#### [TASK PROMPT]
What is the count of lines in the data that hold the string "JSON"? State the number alone.

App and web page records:
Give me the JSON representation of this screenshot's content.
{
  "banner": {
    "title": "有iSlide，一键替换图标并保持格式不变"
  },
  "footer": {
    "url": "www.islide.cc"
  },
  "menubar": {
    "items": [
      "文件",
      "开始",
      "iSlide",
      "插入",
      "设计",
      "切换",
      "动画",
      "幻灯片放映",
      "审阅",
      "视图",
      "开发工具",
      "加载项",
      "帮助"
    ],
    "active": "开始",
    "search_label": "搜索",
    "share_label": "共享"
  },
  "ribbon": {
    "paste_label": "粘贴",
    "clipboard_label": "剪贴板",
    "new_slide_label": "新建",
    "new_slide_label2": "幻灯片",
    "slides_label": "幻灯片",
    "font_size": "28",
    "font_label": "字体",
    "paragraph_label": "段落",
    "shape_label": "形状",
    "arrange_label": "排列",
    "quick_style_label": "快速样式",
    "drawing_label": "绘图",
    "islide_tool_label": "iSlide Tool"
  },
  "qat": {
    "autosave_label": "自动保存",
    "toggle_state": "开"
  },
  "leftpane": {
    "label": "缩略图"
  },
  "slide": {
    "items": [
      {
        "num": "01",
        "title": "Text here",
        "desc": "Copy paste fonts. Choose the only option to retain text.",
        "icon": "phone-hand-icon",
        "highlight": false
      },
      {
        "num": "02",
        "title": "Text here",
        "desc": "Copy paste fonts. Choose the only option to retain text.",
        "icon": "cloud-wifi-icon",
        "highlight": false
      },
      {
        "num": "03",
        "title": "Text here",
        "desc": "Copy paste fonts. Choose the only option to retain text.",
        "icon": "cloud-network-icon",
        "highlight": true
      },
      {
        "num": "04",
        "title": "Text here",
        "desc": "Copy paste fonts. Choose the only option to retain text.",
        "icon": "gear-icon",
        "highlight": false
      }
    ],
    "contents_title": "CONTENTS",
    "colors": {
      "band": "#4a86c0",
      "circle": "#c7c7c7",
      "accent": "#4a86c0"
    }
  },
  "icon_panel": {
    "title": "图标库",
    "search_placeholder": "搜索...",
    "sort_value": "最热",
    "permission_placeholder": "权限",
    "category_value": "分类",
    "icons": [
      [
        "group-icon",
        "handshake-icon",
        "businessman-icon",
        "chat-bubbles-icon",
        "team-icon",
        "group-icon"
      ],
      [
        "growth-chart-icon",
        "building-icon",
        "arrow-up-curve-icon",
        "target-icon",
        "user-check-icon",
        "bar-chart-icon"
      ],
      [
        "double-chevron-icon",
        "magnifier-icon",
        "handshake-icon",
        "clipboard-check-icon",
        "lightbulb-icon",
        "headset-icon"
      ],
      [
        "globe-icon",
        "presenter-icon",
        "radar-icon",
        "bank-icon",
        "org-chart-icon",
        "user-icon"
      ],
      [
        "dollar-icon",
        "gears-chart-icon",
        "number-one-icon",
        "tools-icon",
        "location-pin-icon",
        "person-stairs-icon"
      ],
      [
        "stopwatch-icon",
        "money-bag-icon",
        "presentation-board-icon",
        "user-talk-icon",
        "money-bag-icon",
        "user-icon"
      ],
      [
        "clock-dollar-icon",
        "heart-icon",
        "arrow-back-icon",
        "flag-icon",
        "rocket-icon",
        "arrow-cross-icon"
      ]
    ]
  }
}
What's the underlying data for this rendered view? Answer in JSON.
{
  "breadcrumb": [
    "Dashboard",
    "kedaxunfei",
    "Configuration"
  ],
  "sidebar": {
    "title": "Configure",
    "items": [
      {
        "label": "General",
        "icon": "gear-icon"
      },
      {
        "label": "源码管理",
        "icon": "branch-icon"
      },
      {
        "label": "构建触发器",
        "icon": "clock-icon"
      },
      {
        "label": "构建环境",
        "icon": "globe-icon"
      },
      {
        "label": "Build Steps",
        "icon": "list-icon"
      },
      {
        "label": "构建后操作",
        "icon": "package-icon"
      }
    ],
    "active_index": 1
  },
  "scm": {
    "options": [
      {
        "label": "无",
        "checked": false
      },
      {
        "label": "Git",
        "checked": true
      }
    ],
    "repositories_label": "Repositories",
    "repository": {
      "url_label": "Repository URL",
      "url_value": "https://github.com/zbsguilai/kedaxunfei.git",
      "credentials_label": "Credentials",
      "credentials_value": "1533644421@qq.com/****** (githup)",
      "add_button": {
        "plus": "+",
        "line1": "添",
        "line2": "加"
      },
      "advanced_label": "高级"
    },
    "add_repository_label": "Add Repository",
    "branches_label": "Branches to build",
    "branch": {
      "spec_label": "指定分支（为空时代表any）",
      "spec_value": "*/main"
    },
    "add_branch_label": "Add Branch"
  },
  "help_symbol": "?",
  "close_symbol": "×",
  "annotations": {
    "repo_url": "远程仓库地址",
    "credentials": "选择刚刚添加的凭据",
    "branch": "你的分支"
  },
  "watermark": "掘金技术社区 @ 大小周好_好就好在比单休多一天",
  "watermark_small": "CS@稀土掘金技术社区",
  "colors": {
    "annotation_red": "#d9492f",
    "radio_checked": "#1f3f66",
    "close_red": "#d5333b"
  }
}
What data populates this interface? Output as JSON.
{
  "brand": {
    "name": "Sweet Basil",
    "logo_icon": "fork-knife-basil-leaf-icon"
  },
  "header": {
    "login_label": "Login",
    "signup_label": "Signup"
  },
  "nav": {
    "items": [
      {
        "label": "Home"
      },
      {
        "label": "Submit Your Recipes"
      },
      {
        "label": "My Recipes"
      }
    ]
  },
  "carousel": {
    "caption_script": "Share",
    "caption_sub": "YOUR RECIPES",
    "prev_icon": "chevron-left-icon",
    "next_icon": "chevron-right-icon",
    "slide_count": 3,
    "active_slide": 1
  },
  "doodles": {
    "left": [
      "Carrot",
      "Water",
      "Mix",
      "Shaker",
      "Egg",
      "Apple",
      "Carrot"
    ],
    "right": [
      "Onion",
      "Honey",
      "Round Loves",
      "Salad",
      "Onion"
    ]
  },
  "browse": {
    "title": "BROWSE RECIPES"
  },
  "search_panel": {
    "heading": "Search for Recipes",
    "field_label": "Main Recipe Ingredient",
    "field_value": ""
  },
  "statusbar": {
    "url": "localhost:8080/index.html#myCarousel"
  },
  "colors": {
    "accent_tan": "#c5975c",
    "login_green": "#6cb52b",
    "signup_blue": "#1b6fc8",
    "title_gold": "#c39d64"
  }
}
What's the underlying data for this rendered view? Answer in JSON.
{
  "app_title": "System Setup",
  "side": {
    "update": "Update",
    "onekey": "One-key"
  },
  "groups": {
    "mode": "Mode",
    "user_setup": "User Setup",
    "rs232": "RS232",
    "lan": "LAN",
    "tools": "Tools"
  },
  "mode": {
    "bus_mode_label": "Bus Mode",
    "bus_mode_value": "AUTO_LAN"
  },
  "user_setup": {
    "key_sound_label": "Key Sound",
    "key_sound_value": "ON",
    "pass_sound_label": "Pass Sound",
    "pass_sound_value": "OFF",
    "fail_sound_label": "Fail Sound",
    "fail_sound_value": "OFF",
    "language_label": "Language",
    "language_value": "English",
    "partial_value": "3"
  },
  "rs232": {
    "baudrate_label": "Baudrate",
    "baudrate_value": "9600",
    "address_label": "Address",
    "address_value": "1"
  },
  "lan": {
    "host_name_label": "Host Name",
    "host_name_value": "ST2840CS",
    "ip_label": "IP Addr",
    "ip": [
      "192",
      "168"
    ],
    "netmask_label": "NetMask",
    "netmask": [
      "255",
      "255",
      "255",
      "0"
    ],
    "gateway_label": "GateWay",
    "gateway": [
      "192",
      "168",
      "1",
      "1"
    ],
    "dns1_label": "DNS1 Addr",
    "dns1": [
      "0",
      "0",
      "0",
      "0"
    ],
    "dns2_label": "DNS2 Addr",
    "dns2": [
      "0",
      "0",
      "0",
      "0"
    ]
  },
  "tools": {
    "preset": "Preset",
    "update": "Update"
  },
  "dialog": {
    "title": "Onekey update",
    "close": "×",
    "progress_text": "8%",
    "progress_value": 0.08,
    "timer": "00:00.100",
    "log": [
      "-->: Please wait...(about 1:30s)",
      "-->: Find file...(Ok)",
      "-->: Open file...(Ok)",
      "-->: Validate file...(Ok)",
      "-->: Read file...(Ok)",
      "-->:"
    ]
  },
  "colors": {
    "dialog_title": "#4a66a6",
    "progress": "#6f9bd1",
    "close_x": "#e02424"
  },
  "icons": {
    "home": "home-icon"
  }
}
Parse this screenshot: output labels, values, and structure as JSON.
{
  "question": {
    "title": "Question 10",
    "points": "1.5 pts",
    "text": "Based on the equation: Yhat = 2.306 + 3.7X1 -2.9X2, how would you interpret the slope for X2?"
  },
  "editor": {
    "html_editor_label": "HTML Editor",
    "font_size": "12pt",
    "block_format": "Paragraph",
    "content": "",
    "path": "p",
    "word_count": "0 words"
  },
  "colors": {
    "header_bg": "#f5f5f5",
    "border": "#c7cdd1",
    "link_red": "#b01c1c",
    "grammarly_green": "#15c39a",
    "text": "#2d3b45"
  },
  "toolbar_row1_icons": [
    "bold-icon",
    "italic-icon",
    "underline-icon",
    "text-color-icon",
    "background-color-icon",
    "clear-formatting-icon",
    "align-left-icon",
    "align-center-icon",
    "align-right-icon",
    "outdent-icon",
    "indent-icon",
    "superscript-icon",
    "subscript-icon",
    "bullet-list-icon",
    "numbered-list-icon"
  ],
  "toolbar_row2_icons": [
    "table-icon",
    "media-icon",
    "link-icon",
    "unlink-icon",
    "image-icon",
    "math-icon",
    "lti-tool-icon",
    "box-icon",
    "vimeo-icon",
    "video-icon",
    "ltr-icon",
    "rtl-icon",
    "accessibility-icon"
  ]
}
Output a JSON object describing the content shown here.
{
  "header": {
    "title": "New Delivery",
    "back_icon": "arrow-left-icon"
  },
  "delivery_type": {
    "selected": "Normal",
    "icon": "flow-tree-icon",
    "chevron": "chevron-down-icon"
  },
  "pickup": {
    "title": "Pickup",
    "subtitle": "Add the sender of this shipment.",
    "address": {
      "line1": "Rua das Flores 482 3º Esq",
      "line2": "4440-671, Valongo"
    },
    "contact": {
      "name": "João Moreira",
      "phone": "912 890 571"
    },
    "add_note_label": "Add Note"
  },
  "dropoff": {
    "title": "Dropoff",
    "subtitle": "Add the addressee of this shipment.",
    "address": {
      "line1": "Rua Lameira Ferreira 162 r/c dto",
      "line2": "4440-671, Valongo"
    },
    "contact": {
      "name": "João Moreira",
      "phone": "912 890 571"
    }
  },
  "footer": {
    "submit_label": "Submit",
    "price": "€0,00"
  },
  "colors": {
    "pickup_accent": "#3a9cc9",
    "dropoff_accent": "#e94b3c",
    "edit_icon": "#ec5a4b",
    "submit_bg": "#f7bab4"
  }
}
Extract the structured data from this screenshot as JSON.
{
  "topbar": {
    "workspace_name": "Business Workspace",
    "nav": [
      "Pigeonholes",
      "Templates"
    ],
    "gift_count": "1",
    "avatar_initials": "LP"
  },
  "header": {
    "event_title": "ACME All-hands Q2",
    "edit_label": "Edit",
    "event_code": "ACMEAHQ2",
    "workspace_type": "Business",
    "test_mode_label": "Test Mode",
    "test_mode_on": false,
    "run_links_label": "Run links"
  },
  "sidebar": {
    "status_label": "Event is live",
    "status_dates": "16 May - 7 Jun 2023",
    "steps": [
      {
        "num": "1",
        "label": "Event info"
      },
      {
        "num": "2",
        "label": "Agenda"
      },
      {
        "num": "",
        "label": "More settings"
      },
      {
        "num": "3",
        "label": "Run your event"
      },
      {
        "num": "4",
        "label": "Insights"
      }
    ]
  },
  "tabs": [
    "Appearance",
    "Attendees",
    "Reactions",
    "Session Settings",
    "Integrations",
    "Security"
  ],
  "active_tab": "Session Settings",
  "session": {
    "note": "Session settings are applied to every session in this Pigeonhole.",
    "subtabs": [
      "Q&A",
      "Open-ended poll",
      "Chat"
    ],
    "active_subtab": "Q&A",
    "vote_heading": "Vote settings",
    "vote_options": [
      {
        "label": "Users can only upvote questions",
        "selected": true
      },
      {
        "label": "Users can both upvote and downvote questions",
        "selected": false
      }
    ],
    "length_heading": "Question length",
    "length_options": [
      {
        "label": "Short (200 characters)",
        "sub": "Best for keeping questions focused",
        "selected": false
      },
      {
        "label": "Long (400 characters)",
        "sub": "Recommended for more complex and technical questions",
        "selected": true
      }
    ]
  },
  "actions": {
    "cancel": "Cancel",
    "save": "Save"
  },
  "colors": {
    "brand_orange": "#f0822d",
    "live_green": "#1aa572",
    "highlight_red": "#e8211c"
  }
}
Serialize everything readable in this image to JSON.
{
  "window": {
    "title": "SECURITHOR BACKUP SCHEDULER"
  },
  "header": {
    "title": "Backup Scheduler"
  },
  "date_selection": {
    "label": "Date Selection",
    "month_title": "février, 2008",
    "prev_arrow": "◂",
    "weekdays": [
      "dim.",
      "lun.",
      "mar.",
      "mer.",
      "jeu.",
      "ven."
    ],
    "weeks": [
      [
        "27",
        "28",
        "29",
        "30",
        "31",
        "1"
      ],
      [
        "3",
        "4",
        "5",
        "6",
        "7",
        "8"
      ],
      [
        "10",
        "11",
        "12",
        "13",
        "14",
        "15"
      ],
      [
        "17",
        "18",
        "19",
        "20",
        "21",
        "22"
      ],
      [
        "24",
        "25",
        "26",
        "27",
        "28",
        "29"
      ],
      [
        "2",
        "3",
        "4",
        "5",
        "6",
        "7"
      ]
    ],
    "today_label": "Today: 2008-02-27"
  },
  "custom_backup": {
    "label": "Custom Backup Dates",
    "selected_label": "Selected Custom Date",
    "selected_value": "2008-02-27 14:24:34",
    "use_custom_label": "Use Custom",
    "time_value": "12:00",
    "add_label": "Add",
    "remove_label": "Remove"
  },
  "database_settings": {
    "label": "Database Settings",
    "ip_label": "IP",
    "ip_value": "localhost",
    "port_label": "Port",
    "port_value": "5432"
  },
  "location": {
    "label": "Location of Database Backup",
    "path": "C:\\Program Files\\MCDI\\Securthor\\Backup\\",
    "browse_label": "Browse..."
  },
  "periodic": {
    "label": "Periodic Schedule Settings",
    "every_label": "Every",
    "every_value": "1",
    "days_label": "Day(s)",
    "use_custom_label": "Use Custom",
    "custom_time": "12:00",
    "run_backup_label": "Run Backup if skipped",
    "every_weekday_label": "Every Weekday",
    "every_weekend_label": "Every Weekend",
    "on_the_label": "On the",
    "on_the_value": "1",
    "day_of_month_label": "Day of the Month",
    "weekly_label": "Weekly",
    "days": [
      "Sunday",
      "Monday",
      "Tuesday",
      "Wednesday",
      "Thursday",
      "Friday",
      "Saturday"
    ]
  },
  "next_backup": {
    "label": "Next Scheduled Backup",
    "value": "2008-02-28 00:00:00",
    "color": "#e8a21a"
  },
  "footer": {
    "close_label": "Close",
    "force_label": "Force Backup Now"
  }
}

#### [RESPONSE TO THIS EXERCISE]
8